→ **THE PROBLEM**
Scan the data below for the string "JSON". Show every line where it turns up.

→ **THE RECORDS**
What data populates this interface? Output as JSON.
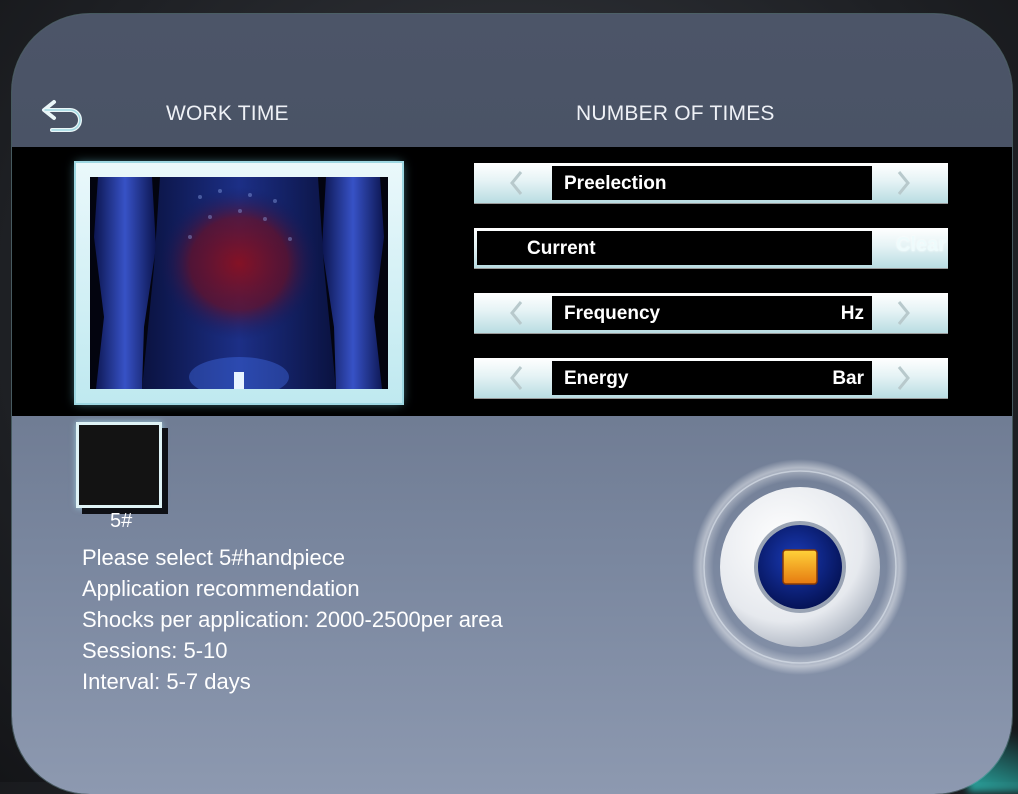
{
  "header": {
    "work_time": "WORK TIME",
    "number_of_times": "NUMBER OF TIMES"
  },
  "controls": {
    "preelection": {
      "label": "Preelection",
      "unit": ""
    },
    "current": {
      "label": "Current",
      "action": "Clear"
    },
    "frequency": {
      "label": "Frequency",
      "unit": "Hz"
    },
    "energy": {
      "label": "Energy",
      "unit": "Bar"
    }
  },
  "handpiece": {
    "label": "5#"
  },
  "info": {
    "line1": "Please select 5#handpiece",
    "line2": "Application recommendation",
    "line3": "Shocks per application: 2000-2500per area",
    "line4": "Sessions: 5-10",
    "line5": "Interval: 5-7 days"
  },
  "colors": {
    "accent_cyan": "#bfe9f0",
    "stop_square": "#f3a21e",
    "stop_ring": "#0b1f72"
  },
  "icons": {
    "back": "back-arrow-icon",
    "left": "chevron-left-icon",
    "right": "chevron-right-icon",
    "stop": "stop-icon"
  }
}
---
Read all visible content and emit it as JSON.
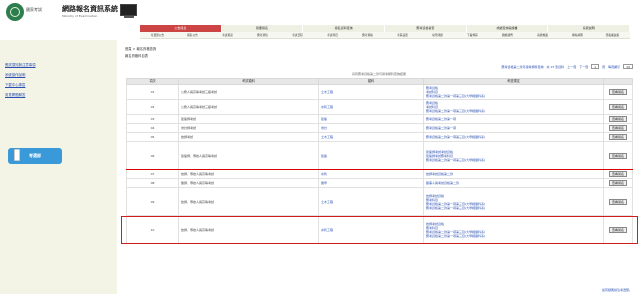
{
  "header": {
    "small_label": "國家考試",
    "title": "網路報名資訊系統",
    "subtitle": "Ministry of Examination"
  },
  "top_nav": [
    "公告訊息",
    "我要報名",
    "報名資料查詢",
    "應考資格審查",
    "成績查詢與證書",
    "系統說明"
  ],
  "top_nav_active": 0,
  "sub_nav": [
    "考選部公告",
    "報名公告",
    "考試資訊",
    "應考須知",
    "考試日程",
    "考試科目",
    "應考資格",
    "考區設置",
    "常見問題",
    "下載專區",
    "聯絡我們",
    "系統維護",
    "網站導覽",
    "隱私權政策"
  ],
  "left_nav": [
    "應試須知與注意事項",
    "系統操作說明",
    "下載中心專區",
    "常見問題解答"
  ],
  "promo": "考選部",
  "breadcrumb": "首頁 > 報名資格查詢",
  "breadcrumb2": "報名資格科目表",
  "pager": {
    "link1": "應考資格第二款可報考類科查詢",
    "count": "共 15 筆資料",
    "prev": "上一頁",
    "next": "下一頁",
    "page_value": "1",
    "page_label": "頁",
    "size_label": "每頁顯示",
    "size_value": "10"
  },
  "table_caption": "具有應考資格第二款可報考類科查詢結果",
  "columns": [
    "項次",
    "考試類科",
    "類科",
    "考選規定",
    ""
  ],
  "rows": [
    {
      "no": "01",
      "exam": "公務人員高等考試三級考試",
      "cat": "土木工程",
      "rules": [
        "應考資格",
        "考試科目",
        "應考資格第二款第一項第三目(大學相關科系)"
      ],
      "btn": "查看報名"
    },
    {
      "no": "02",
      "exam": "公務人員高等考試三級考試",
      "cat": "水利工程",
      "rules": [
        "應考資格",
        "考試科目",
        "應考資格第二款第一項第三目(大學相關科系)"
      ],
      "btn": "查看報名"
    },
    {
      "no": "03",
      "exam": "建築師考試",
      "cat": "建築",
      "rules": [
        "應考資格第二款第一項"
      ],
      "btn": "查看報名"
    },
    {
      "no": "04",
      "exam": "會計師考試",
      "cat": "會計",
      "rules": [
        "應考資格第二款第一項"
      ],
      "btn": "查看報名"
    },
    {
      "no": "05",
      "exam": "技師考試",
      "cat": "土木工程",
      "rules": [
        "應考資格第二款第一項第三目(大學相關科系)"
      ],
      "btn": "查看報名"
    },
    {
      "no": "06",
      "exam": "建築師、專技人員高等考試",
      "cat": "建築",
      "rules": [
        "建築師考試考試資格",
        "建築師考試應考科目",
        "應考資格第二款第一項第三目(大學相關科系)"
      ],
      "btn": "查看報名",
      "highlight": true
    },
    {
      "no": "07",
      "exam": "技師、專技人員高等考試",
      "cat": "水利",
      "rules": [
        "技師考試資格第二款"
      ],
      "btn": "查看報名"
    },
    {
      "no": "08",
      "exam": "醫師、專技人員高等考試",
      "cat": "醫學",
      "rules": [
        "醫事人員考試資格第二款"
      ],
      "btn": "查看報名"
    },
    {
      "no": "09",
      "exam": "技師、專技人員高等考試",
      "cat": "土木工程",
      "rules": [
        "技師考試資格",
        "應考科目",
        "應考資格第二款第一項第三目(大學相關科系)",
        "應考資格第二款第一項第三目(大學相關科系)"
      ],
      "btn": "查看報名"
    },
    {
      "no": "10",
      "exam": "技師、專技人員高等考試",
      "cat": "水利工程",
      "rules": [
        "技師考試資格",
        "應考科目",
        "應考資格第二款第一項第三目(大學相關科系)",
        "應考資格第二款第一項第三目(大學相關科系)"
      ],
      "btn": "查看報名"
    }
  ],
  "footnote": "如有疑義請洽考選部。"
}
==
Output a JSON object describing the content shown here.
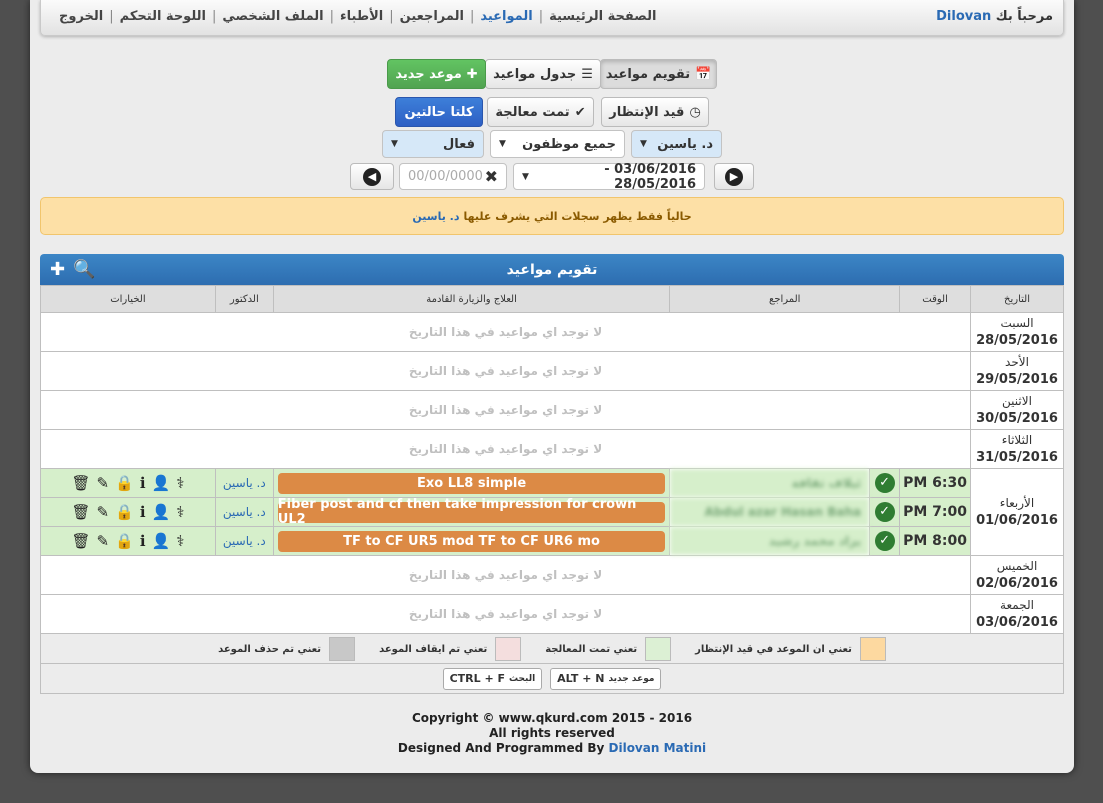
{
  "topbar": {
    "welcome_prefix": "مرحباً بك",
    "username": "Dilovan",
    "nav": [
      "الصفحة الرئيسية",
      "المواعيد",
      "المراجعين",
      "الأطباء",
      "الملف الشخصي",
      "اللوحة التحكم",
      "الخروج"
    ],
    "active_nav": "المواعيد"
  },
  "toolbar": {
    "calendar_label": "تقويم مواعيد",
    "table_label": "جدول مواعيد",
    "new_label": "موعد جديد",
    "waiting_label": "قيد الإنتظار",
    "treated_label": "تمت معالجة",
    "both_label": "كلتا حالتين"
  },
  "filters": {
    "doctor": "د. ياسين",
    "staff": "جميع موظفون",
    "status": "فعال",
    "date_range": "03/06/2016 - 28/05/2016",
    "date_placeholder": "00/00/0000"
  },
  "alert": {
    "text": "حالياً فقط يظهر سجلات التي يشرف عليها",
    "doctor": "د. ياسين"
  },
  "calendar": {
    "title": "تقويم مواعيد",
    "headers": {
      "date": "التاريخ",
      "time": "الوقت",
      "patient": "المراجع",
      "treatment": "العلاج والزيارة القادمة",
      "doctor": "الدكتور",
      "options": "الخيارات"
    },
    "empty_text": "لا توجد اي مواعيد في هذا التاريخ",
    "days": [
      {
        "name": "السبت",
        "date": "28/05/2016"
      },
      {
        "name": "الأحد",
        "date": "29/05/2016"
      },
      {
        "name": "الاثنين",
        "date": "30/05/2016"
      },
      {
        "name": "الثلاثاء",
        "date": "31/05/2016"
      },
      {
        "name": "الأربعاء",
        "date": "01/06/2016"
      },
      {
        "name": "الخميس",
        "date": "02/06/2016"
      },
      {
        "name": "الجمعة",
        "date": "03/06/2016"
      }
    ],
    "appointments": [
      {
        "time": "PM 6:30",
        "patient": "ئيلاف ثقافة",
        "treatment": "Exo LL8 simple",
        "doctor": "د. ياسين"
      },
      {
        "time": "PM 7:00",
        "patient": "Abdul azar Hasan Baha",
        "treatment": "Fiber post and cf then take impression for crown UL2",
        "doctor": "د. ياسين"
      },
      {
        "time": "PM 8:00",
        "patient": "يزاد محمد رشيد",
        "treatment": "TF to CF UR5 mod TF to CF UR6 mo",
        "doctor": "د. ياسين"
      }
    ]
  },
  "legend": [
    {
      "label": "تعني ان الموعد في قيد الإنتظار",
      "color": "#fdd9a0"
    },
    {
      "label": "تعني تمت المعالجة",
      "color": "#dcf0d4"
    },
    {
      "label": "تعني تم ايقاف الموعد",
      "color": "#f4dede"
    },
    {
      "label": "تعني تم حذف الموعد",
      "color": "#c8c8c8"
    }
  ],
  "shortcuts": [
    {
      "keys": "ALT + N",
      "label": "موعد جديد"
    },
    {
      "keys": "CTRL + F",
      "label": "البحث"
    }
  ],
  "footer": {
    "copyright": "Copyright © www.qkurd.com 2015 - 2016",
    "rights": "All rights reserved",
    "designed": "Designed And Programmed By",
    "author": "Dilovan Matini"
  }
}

→ **WRITTEN SOLUTION**
What data populates this interface? Output as JSON.
Read all visible content and emit it as JSON.
Output a JSON object describing the content shown here.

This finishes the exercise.